--- START ---

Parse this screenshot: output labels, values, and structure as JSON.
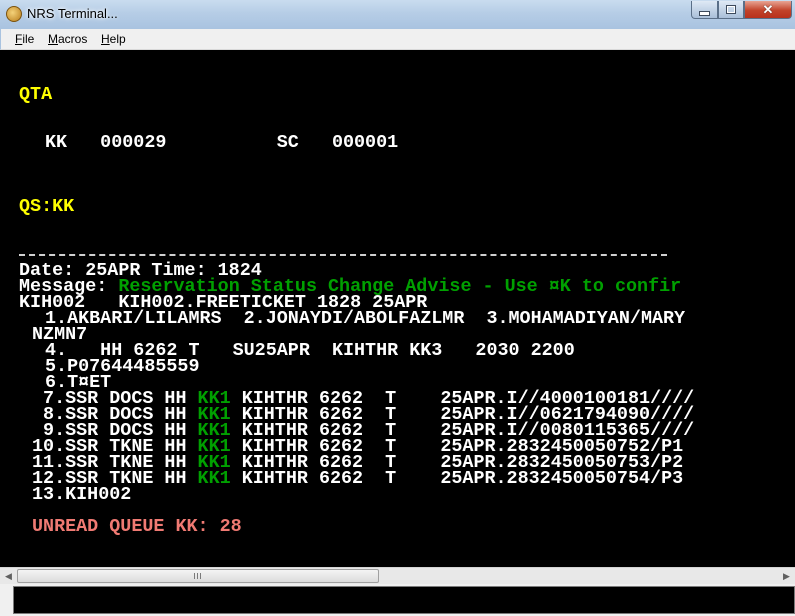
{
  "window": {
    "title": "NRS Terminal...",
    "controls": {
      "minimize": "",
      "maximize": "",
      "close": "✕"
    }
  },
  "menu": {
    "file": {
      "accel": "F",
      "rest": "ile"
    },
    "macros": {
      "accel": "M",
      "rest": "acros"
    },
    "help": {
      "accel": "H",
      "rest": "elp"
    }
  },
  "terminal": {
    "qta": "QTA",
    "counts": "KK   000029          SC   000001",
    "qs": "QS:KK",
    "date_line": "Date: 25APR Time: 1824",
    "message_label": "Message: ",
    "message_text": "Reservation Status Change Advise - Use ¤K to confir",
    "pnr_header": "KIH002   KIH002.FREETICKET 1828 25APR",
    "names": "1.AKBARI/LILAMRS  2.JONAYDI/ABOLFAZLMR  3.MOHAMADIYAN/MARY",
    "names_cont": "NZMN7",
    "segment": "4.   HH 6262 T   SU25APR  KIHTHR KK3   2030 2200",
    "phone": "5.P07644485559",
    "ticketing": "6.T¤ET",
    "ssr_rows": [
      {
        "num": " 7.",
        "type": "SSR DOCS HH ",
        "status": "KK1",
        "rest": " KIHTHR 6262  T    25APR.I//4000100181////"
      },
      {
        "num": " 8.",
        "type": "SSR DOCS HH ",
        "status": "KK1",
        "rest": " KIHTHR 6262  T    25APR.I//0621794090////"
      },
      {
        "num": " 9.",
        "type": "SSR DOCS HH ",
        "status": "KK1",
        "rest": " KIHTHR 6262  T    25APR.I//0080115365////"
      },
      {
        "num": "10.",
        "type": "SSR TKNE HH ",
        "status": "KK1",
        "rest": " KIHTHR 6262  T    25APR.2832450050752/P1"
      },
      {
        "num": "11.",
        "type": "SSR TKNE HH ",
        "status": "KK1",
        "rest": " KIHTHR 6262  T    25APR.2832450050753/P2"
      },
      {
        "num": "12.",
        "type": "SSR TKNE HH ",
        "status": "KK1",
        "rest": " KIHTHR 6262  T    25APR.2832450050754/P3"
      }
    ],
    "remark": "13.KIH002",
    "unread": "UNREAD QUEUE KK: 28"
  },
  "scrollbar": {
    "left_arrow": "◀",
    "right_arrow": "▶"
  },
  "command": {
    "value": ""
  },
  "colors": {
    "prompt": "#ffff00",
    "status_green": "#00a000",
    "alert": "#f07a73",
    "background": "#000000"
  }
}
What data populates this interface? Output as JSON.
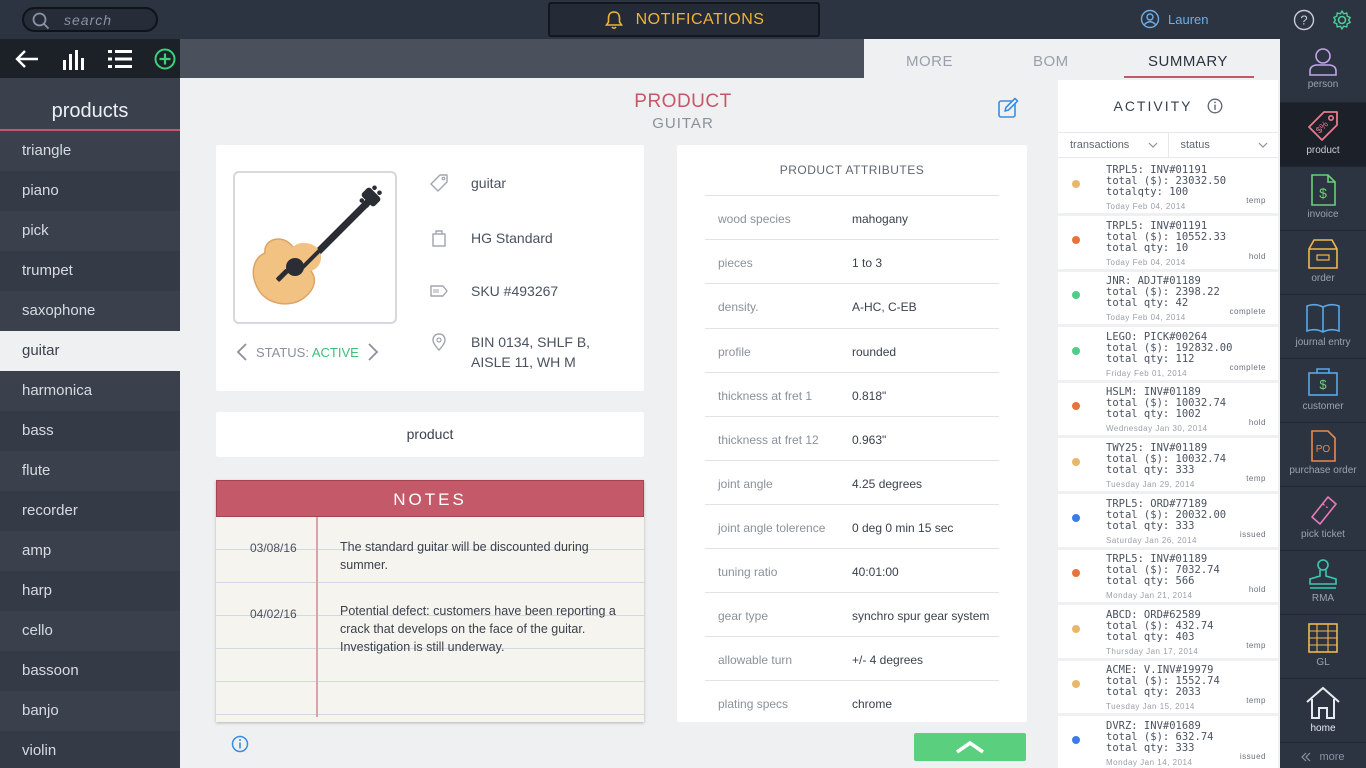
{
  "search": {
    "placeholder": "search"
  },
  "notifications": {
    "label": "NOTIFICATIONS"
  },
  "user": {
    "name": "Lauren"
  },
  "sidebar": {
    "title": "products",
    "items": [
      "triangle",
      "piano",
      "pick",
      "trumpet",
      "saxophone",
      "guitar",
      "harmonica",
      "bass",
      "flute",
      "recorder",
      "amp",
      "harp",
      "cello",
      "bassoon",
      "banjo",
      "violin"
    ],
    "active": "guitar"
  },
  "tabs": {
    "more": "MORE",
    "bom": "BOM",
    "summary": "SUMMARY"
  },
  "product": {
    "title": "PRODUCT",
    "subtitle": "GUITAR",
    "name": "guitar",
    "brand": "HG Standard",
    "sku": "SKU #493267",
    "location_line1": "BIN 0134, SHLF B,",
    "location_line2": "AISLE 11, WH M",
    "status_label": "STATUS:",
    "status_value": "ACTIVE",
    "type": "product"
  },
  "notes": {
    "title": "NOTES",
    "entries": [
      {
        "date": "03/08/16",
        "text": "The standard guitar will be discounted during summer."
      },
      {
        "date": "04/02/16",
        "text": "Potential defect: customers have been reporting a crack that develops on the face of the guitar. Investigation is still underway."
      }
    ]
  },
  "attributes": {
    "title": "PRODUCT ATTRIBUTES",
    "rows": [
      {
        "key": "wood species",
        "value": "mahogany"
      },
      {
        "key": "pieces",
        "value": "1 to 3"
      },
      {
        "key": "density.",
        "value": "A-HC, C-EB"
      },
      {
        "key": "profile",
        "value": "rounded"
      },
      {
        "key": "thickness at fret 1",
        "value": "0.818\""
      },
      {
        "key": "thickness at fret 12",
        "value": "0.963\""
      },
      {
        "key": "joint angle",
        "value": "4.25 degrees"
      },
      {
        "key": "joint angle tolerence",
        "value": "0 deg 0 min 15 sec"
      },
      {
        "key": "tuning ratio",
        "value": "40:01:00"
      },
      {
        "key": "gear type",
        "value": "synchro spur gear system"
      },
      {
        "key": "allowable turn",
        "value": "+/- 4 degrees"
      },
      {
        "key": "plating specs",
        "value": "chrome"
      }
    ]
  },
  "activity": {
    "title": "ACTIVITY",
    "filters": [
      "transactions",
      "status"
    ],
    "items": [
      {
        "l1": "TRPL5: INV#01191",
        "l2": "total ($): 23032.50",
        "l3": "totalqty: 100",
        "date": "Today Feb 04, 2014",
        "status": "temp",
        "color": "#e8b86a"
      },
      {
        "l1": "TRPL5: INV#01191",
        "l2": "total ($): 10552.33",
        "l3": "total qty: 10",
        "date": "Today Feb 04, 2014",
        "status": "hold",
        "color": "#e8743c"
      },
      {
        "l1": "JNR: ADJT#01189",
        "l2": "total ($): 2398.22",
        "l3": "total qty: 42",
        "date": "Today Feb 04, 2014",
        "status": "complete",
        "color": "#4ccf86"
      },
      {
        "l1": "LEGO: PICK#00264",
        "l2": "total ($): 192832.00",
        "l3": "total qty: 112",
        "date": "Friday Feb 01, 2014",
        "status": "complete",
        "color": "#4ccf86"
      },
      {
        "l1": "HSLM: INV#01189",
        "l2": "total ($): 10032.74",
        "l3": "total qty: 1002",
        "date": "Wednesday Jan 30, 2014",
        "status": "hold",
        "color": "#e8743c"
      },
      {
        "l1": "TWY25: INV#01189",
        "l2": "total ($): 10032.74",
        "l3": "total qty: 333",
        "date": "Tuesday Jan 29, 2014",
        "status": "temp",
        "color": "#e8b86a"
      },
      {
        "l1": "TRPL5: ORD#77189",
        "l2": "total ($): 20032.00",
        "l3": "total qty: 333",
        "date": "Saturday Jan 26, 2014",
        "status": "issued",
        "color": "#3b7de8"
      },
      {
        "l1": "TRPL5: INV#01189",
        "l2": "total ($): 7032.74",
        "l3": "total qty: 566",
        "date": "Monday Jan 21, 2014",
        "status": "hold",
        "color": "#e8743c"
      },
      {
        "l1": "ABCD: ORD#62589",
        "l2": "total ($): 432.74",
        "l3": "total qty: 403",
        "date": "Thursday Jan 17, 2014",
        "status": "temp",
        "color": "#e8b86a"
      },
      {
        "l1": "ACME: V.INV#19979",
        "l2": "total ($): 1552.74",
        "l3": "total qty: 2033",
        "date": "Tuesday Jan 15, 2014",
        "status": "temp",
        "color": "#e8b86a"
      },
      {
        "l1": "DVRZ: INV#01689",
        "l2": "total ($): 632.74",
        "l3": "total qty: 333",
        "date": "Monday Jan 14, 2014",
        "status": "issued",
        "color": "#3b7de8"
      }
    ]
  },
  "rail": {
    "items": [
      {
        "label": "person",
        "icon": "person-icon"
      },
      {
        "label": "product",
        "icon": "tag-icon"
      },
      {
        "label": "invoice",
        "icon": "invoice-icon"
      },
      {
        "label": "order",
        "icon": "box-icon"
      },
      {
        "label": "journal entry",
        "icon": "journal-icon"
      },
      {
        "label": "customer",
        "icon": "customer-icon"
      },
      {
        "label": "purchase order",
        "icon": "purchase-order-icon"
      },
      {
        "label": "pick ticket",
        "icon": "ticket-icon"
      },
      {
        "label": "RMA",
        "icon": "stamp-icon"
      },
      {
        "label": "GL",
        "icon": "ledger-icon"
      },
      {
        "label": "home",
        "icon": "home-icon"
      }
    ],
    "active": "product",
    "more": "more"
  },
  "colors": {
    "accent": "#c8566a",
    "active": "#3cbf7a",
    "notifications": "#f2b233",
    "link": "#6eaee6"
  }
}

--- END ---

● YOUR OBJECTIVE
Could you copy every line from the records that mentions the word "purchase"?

● SOLUTION
        "label": "purchase order",
        "icon": "purchase-order-icon"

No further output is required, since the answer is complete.